Task objective:
Return each entry below without any alteration.

Data extracts:
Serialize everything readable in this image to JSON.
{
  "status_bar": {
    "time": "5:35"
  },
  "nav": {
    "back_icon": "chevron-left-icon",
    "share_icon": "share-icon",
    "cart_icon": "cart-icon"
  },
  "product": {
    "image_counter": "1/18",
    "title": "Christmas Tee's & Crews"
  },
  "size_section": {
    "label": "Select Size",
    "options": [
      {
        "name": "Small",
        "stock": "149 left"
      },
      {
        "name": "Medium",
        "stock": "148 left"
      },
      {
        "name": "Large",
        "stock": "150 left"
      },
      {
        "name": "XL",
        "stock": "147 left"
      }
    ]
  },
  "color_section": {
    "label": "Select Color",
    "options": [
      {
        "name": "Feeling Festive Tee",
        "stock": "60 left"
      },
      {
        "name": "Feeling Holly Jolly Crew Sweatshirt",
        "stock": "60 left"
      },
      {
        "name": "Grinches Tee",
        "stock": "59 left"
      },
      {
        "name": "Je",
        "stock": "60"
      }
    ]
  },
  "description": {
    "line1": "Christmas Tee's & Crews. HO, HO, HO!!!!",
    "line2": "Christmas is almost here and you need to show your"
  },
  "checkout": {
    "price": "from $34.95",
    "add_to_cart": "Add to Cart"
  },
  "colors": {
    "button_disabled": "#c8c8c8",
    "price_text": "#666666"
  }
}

Output for this exercise:
Serialize everything readable in this image to JSON.
{
  "status_bar": {
    "time": "5:35"
  },
  "nav": {
    "back_icon": "chevron-left-icon",
    "share_icon": "share-icon",
    "cart_icon": "cart-icon"
  },
  "product": {
    "image_counter": "1/18",
    "title": "Christmas Tee's & Crews"
  },
  "size_section": {
    "label": "Select Size",
    "options": [
      {
        "name": "Small",
        "stock": "149 left"
      },
      {
        "name": "Medium",
        "stock": "148 left"
      },
      {
        "name": "Large",
        "stock": "150 left"
      },
      {
        "name": "XL",
        "stock": "147 left"
      }
    ]
  },
  "color_section": {
    "label": "Select Color",
    "options": [
      {
        "name": "Feeling Festive Tee",
        "stock": "60 left"
      },
      {
        "name": "Feeling Holly Jolly Crew Sweatshirt",
        "stock": "60 left"
      },
      {
        "name": "Grinches Tee",
        "stock": "59 left"
      },
      {
        "name": "Je",
        "stock": "60"
      }
    ]
  },
  "description": {
    "line1": "Christmas Tee's & Crews. HO, HO, HO!!!!",
    "line2": "Christmas is almost here and you need to show your"
  },
  "checkout": {
    "price": "from $34.95",
    "add_to_cart": "Add to Cart"
  },
  "colors": {
    "button_disabled": "#c8c8c8",
    "price_text": "#666666"
  }
}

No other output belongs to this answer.